Producer & Exhibition Developer, Ars Electronica, Linz, Austria
Annette Mees
Head of Audience Labs, Royal Opera House; The Space/WIRED Creative Fellow; Founder, (plus)furthermore, London, United Kingdom
Paul Dennis Miller
AKA DJ Spooky, Composer, Multimedia Artist, Editor and Author.
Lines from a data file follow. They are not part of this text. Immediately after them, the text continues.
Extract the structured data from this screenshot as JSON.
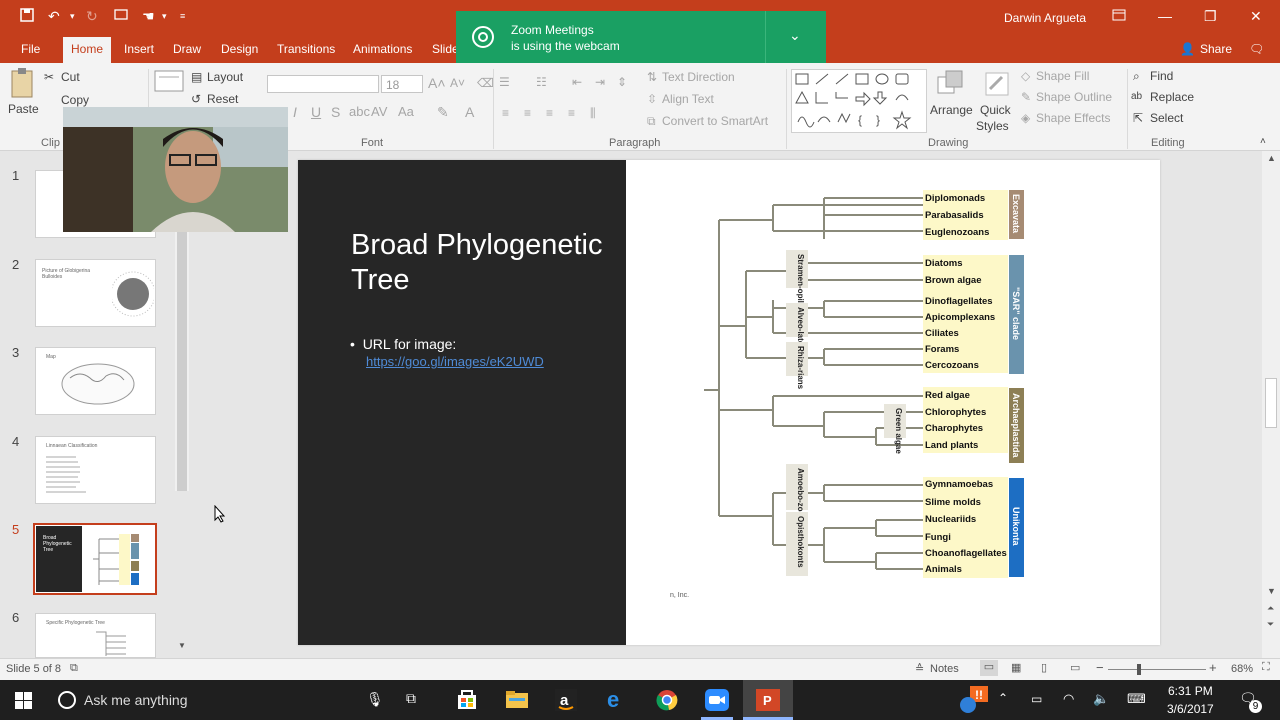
{
  "titlebar": {
    "user": "Darwin Argueta",
    "quick_access": [
      "save",
      "undo",
      "redo",
      "start-from-beginning",
      "touch-mode",
      "customize"
    ]
  },
  "tabs": [
    "File",
    "Home",
    "Insert",
    "Draw",
    "Design",
    "Transitions",
    "Animations",
    "Slide"
  ],
  "active_tab": "Home",
  "share_label": "Share",
  "toast": {
    "line1": "Zoom Meetings",
    "line2": "is using the webcam"
  },
  "ribbon": {
    "clipboard": {
      "paste": "Paste",
      "cut": "Cut",
      "copy": "Copy",
      "group": "Clip"
    },
    "slides": {
      "layout": "Layout",
      "reset": "Reset"
    },
    "font": {
      "size": "18",
      "group": "Font"
    },
    "paragraph": {
      "text_direction": "Text Direction",
      "align_text": "Align Text",
      "convert": "Convert to SmartArt",
      "group": "Paragraph"
    },
    "drawing": {
      "arrange": "Arrange",
      "quick_styles_1": "Quick",
      "quick_styles_2": "Styles",
      "shape_fill": "Shape Fill",
      "shape_outline": "Shape Outline",
      "shape_effects": "Shape Effects",
      "group": "Drawing"
    },
    "editing": {
      "find": "Find",
      "replace": "Replace",
      "select": "Select",
      "group": "Editing"
    }
  },
  "slides_panel": [
    {
      "num": "1"
    },
    {
      "num": "2",
      "title": "Picture of Globigerina Bulloides"
    },
    {
      "num": "3",
      "title": "Map"
    },
    {
      "num": "4",
      "title": "Linnaean Classification"
    },
    {
      "num": "5",
      "title": "Broad Phylogenetic Tree",
      "selected": true
    },
    {
      "num": "6",
      "title": "Specific Phylogenetic Tree"
    }
  ],
  "slide": {
    "title": "Broad Phylogenetic Tree",
    "bullet": "URL for image:",
    "url": "https://goo.gl/images/eK2UWD",
    "credit": "n, Inc."
  },
  "tree": {
    "supergroups": [
      {
        "name": "Excavata",
        "color": "#a68b73",
        "taxa": [
          "Diplomonads",
          "Parabasalids",
          "Euglenozoans"
        ]
      },
      {
        "name": "\"SAR\" clade",
        "color": "#6a93ad",
        "taxa": [
          "Diatoms",
          "Brown algae",
          "Dinoflagellates",
          "Apicomplexans",
          "Ciliates",
          "Forams",
          "Cercozoans"
        ]
      },
      {
        "name": "Archaeplastida",
        "color": "#8d7f55",
        "taxa": [
          "Red algae",
          "Chlorophytes",
          "Charophytes",
          "Land plants"
        ]
      },
      {
        "name": "Unikonta",
        "color": "#1d6ec3",
        "taxa": [
          "Gymnamoebas",
          "Slime molds",
          "Nucleariids",
          "Fungi",
          "Choanoflagellates",
          "Animals"
        ]
      }
    ],
    "subgroups": [
      "Stramen-opiles",
      "Alveo-lates",
      "Rhiza-rians",
      "Green algae",
      "Amoebo-zoans",
      "Opisthokonts"
    ]
  },
  "status": {
    "slide_info": "Slide 5 of 8",
    "notes": "Notes",
    "zoom": "68%"
  },
  "taskbar": {
    "search": "Ask me anything",
    "time": "6:31 PM",
    "date": "3/6/2017",
    "notifications": "9"
  },
  "colors": {
    "accent": "#c43e1c",
    "toast": "#1aa063",
    "taxa_bg": "#fdf8c8"
  }
}
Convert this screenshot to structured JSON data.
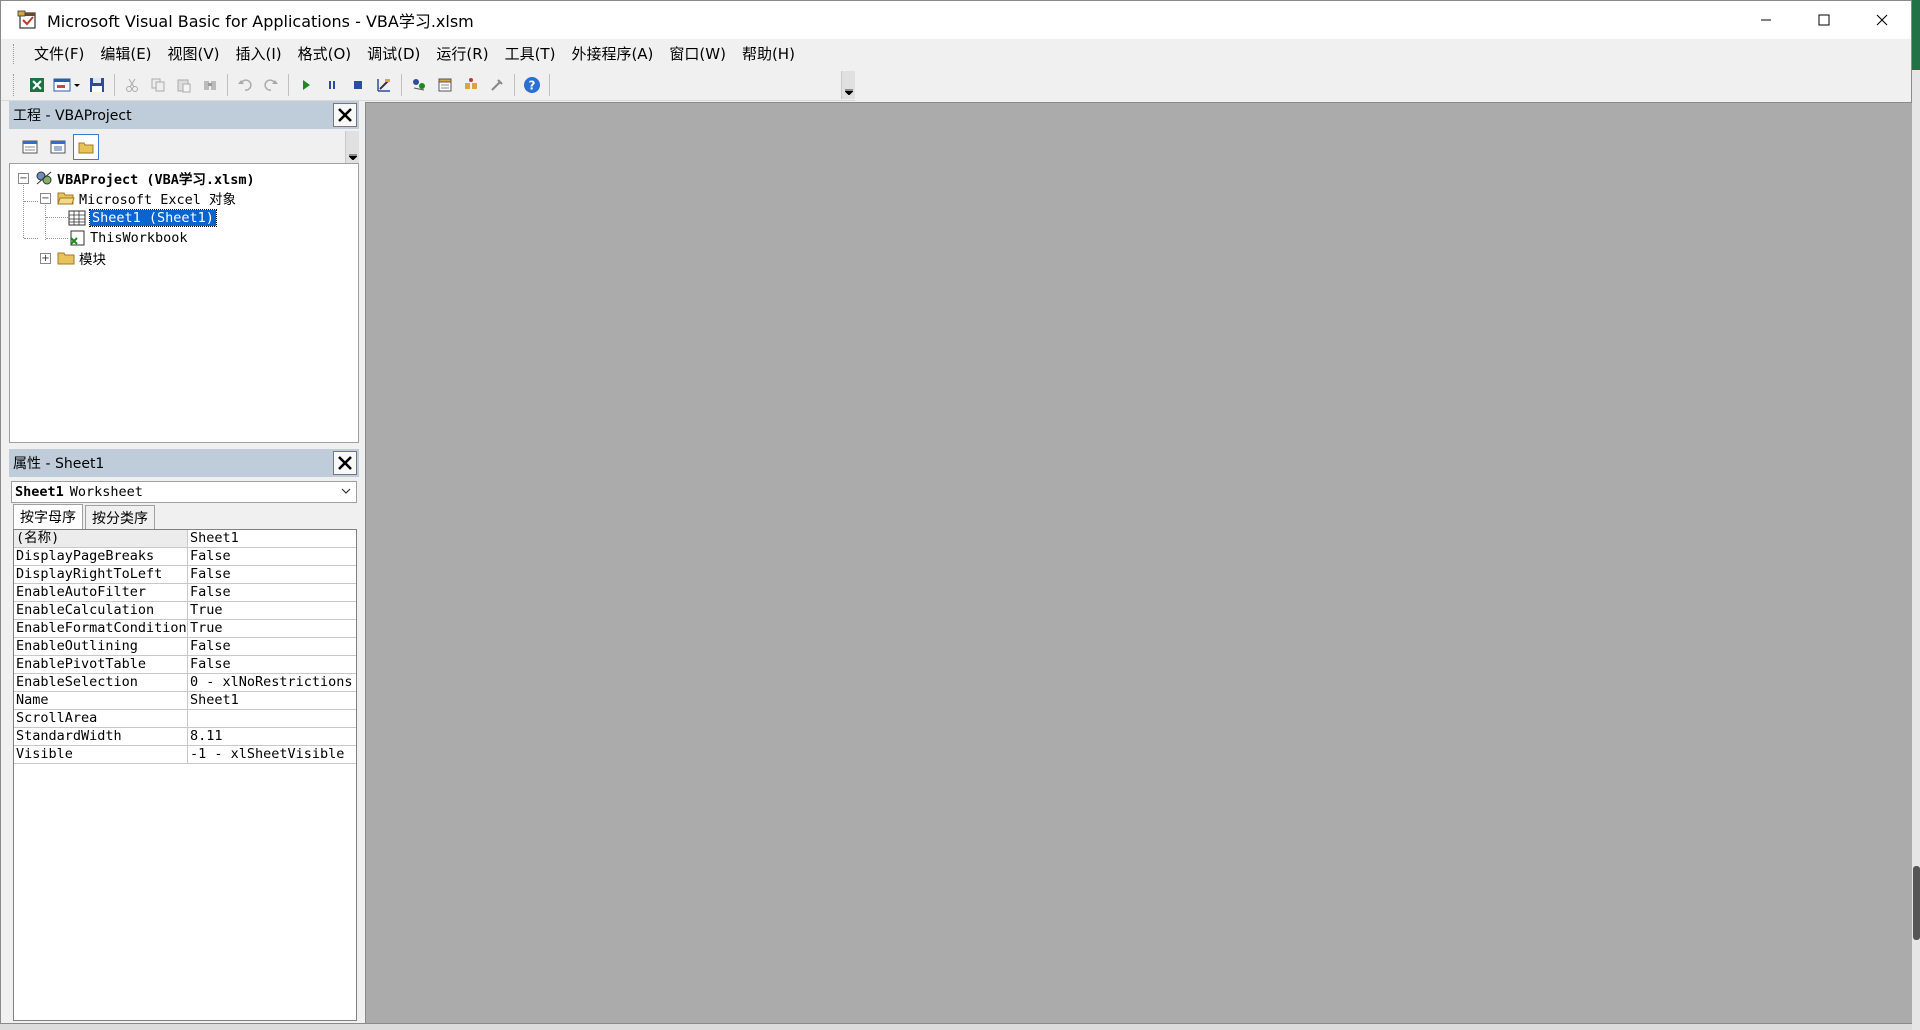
{
  "window": {
    "title": "Microsoft Visual Basic for Applications - VBA学习.xlsm",
    "controls": [
      "minimize-icon",
      "maximize-icon",
      "close-icon"
    ]
  },
  "menu": {
    "items": [
      "文件(F)",
      "编辑(E)",
      "视图(V)",
      "插入(I)",
      "格式(O)",
      "调试(D)",
      "运行(R)",
      "工具(T)",
      "外接程序(A)",
      "窗口(W)",
      "帮助(H)"
    ]
  },
  "toolbar": {
    "icons": [
      "excel-view-icon",
      "insert-userform-icon",
      "save-icon",
      "cut-icon",
      "copy-icon",
      "paste-icon",
      "find-icon",
      "undo-icon",
      "redo-icon",
      "run-icon",
      "break-icon",
      "reset-icon",
      "design-mode-icon",
      "project-explorer-icon",
      "properties-icon",
      "object-browser-icon",
      "toolbox-icon",
      "help-icon"
    ]
  },
  "project": {
    "title": "工程 - VBAProject",
    "tree": {
      "root": "VBAProject (VBA学习.xlsm)",
      "excel_objects": "Microsoft Excel 对象",
      "sheet1": "Sheet1 (Sheet1)",
      "workbook": "ThisWorkbook",
      "modules": "模块"
    }
  },
  "properties": {
    "title": "属性 - Sheet1",
    "object_name": "Sheet1",
    "object_type": "Worksheet",
    "tabs": [
      "按字母序",
      "按分类序"
    ],
    "rows": [
      {
        "name": "(名称)",
        "value": "Sheet1"
      },
      {
        "name": "DisplayPageBreaks",
        "value": "False"
      },
      {
        "name": "DisplayRightToLeft",
        "value": "False"
      },
      {
        "name": "EnableAutoFilter",
        "value": "False"
      },
      {
        "name": "EnableCalculation",
        "value": "True"
      },
      {
        "name": "EnableFormatConditions",
        "value": "True"
      },
      {
        "name": "EnableOutlining",
        "value": "False"
      },
      {
        "name": "EnablePivotTable",
        "value": "False"
      },
      {
        "name": "EnableSelection",
        "value": "0 - xlNoRestrictions"
      },
      {
        "name": "Name",
        "value": "Sheet1"
      },
      {
        "name": "ScrollArea",
        "value": ""
      },
      {
        "name": "StandardWidth",
        "value": "8.11"
      },
      {
        "name": "Visible",
        "value": "-1 - xlSheetVisible"
      }
    ]
  },
  "colors": {
    "pane_title": "#bfcddb",
    "workspace": "#ababab",
    "selection": "#0a64d0",
    "excel_green": "#217346"
  }
}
New York, United States
Noyuri Mima
Professor, Future University Hakodate, Hokaido, Japan
Claire Nelson
Futurist & Sustainability Engineer, The Futures Forum, Washington DC, United States
Angela Oguntala
Strategic Foresight and Designer; Director, Greyspace Studio, Copenhagen, Denmark
Wit Pimkanchanapong
Artist, Bangkok, Thailand
Celina Pla
Director, Espacio Pla, Buenos Aires, Argentina
Rika Preiser
Senior Researcher, Centre for Complex Systems in Transition, University of Stellenbosch, South Africa
Mariano Sardon
Professor and Chair of Electronic Art Degree, National University of Tres de Febrero Buenos Aires, Argentina
Cynthia Selin
Director, Center for the Study of Futures, Arizona State University, Tempe, Arizona, United States
Katindi Sivi-Njonjo
Lead Consultant, LongView Consult, Nairobi, Kenya
Mark Stevenson
Author: We Do Things Differently, An Optimist's Tour of the Future; Advisor to Virgin Earth Challenge; Atlas of the Future; Civilised Bank; Futurist in Residence, National Theatre of Scotland, London, United Kingdom
Maija Tammi
Artist and Doctor of Arts, Finland
Eiichi Tosaki
Artist, Art Historian, and Philosopher, Melbourne, Australia
Derek Tumala
Transdisciplinary Artist; Founder, STEAM/Projects, Manila, Philippines
Stefan Wally
Director, Robert Jungk Library for Future Studies, Salzburg, Austria*
Marlies Wirth
Curator, Digital Culture and Head of Design Collection, Museum of Applied Arts, Vienna, Austria
David Wright
Senior Research Fellow, Creative Industries Faculty, Queensland University of Technology; Text-Tube Futures Studio; f3 Futures Film Festival, Brisbane, Australia
Shelagh Wright
Director, ThreeJohnsandShelagh and Mission Models Money; Associate, Demos; London, United Kingdom*
Michell Zappa
Technology Futurist; Founder of Envisioning, Milan, Italy

SPONSOR

Multi-Year Series

CULTURE, ARTS & SOCIETY

Salzburg Global Seminar’s long-running series on Culture, Arts and Society focuses on the transformative power of the arts within and across sectors, acilitates cultural exchange at multiple levels, and provides unique networking and capacitybuilding opportunities. Culture and the arts have had  a prominent place in Salzburg  Global Seminar’s programs since its beginnings as the Salzburg Seminar in American Studies in 1947. Today, through multi-year projects and strategic convenings, the Culture, Arts and Society series seeks to secure a more prominent role for the arts on policy agendas and to bring creative change-makers, influencers, and communities together to drive lasting change at scale. As part of our deep commitment to next-generation talent, we support the continuously evolving needs of the creative  sector as a major driver of sustainable economic development and social improvement, particularly through the Salzburg Global Forum for Young Cultural Innovators

For more info, visit: culture.salzburgglobal.org